Housing and Urban Development Secretary Patricia Roberts Harris promised new initiatives yesterday to help solve the nation's housing shortage and to revitalize American cities.

In a speech before the National Housing Conference, Harris said she will work for a new national housing policy that includes "a range of programs designed to provide housing assistance for low and moderate-income groups under a variety of market conditions."

Harris said housing production should be based on human need and should not be used as a counter-cyclical tool to stimulate or deflate the nation's overall economy. At present, housing production is closely tied to interest rates, which are regulated by the Federal Reserve Board to fuel or dampen the economy.

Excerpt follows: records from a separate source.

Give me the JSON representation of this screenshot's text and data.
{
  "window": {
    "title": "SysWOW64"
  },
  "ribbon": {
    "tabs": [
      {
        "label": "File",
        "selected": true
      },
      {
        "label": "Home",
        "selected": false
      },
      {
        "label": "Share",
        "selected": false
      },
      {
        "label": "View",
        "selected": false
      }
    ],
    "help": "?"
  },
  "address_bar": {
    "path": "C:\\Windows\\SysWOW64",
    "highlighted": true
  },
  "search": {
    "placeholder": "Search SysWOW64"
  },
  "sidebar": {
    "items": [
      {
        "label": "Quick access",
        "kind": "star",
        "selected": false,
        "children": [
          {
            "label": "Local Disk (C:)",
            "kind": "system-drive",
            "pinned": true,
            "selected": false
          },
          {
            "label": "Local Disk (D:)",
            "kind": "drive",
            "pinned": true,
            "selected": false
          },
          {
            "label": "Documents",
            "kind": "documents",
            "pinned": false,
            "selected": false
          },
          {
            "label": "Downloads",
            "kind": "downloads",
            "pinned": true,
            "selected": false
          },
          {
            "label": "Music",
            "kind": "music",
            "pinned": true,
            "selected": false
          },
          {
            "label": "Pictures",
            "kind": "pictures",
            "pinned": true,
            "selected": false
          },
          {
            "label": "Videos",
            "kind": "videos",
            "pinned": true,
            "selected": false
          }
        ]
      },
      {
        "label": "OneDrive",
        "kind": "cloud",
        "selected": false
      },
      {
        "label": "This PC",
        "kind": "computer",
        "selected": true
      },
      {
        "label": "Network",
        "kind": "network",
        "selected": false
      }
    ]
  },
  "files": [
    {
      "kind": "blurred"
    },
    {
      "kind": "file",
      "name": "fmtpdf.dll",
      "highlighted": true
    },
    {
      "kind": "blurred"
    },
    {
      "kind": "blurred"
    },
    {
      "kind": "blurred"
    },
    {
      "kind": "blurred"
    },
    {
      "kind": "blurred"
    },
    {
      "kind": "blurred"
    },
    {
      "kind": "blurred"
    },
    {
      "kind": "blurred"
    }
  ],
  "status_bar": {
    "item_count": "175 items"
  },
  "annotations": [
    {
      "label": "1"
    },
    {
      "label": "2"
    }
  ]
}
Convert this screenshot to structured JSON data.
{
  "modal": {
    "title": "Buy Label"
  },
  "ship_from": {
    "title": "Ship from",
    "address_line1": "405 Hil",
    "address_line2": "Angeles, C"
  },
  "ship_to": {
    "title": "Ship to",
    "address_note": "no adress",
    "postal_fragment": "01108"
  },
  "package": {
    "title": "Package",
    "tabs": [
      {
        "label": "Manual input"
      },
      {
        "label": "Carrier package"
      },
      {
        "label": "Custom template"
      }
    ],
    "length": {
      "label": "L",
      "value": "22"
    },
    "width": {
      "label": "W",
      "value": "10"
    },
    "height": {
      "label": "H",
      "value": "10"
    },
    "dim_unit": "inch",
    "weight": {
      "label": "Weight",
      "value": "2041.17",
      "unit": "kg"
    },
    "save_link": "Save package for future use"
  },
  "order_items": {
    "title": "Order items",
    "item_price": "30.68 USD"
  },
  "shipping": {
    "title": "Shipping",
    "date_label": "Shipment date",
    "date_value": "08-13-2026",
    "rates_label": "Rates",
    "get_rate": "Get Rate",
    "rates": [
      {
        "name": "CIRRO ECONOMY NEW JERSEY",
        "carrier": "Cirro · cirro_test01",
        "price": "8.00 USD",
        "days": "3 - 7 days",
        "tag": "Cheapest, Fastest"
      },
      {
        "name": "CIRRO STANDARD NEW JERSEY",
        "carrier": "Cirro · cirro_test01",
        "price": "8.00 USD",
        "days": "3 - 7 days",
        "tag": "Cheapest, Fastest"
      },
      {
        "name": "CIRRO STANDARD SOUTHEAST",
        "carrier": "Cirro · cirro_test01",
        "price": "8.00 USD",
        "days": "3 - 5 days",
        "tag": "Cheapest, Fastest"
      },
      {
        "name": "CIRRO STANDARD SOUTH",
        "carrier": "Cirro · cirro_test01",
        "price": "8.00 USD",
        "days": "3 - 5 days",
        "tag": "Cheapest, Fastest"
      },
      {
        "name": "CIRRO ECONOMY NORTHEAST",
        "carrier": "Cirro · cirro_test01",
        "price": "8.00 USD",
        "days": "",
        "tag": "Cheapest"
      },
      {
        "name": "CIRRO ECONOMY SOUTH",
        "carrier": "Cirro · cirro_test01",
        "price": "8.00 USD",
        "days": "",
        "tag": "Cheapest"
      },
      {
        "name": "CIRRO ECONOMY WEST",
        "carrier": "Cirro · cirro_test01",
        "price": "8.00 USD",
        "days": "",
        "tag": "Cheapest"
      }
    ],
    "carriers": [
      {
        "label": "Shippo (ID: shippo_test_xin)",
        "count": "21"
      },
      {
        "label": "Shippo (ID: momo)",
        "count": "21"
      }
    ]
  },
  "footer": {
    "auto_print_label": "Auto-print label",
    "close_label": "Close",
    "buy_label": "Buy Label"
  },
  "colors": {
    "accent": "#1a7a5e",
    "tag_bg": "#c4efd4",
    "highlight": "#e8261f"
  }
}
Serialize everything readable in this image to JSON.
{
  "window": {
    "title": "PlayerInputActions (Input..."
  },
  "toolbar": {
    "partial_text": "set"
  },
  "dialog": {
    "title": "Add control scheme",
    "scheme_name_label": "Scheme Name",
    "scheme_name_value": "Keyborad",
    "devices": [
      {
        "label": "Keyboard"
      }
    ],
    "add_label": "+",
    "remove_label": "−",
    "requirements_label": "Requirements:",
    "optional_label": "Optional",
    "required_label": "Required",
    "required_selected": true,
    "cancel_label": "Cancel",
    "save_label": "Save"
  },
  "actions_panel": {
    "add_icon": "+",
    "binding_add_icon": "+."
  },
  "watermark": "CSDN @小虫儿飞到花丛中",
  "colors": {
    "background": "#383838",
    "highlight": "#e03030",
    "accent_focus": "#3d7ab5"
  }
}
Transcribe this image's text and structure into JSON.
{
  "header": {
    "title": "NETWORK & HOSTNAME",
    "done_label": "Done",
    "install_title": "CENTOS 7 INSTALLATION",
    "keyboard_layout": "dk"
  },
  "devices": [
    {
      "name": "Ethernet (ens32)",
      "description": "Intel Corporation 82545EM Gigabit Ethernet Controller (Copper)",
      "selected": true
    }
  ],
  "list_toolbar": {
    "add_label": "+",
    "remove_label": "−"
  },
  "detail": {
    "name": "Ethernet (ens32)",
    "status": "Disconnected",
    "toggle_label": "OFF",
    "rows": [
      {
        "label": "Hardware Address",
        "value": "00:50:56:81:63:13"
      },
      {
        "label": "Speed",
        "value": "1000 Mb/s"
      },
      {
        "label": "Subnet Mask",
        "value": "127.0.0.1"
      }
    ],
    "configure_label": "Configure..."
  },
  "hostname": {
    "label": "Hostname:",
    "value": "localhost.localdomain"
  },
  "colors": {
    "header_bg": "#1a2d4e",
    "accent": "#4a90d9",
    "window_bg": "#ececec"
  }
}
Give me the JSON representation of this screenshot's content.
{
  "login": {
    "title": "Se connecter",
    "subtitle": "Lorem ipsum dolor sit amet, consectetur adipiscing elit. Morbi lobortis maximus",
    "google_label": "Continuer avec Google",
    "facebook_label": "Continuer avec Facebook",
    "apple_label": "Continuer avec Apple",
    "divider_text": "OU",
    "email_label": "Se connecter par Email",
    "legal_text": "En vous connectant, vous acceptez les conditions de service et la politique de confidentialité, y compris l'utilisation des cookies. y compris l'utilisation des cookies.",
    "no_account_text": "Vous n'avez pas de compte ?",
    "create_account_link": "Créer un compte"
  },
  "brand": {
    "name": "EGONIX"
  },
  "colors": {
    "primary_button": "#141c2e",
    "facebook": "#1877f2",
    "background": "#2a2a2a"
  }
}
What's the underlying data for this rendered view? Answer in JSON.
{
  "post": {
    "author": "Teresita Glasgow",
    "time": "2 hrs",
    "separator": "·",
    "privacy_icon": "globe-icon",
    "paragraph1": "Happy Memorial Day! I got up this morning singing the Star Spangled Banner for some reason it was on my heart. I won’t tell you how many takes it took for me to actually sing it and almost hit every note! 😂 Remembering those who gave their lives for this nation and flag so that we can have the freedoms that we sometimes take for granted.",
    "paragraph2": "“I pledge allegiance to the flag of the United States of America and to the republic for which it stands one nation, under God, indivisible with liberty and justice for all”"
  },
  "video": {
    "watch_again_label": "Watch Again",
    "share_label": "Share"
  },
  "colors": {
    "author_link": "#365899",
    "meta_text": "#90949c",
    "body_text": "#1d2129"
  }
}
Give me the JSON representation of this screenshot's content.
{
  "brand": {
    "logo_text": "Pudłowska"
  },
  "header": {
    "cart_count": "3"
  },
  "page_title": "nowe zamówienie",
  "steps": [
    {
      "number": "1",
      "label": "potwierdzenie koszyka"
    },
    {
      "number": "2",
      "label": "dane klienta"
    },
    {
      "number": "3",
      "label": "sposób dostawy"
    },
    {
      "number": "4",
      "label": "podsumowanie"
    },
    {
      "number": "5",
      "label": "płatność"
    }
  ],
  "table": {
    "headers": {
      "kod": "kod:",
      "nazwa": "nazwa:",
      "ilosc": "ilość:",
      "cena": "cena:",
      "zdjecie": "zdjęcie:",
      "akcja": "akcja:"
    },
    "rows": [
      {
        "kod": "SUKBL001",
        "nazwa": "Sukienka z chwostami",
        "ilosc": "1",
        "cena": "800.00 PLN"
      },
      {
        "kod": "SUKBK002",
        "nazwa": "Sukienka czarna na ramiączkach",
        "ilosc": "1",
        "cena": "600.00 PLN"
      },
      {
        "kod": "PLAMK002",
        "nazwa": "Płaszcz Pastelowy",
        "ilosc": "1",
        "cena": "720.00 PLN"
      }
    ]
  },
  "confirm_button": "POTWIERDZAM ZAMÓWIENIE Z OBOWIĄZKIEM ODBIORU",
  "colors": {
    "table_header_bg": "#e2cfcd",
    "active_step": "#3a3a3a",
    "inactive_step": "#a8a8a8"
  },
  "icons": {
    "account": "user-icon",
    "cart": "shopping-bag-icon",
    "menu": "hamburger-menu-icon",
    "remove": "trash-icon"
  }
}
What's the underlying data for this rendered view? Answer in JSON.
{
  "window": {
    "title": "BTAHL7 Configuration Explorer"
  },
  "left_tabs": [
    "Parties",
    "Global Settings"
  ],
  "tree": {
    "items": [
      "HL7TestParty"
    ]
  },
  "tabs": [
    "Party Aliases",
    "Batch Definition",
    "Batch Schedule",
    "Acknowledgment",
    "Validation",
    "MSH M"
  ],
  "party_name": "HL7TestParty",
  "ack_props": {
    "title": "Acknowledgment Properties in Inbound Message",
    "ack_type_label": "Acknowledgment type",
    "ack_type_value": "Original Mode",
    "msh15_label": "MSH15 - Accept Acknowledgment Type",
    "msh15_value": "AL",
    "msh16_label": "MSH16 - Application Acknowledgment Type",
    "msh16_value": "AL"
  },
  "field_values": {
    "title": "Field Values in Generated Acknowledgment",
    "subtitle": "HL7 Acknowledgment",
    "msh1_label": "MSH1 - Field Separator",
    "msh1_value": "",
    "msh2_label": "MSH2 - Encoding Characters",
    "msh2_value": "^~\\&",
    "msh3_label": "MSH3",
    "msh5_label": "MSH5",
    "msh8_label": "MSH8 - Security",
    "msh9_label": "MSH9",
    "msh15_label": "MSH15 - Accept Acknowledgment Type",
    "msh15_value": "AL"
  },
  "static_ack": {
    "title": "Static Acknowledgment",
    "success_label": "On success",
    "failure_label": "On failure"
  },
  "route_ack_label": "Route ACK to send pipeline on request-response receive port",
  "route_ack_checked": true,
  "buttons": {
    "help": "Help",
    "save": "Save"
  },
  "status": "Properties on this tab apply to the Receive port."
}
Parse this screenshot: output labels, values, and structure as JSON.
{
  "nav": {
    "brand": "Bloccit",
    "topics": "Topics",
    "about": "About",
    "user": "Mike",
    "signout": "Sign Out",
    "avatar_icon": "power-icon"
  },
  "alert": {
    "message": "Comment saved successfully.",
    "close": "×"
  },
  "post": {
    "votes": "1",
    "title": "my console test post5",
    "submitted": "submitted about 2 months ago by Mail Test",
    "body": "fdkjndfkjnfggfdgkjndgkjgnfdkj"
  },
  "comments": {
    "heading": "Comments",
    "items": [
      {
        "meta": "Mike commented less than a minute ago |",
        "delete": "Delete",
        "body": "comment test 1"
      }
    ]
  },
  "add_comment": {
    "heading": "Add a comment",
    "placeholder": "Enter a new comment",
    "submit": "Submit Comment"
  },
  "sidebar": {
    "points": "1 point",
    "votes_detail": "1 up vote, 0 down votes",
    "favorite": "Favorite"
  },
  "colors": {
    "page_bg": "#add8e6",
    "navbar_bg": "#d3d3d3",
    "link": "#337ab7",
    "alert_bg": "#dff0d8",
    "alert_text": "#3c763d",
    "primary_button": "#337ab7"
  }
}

In another speech the same day before the National League of Cities, the new HUD secretary called for a "new urban partnership involving government, business and the neighborhoods as equals in the process of revitalizing American cities."

Harris said the purpose of a new $400 million urban development action grant program for especially distressed cities would "be to stimulate new and increased private investment (in the cities) while establishing private sector confidence that will protect current investment."

Harris said the $400 million would be given to cities based on the age and condition of their housing, median income levels, the rate of job loss, their tax base and "the degree to which unemployment exceeds the national average."

Other criteria, Harris said, will include the success with which a city has provided housing for low-and moderate-income families and a city's record in providing equal opportunities for minority groups.

The cities will be able to use the grants to stimulate economic development in deteriorating areas as well as to finance "revitalization" projects in neighborhoods that exhibit excessive housing abandonment or deterioration," Harris said.

In both speeches, Harris promised she will be an advocate for the poor and for cities and that HUD will become more responsive to the needs of these groups. She told the National League of Cities, a lobbying group representing nearly 15,000 municipal governments, that an office of inter-governmental affairs will be created at HUD to provide better communication with state and local officials.

In her speech before the National Housing Conference, a lobbying and research group composed of municipal officials, private builders, mortgage bankers and public housing officials, Harris said that "HUD must be more efficient and effective" in administering its housing subsidy programs.

"We must affirm, as a nation, that a decent home is a right and that adequate shelter is a basic commodity equivalent to food and clothing in the spectrum of human needs," she told the Housing Conference.

Leaders of both the national League of Cities and the Housing Conference said Harris already has won over a number of elected officials and housing industry businessmen who were skeptical of her when her appointment was announced.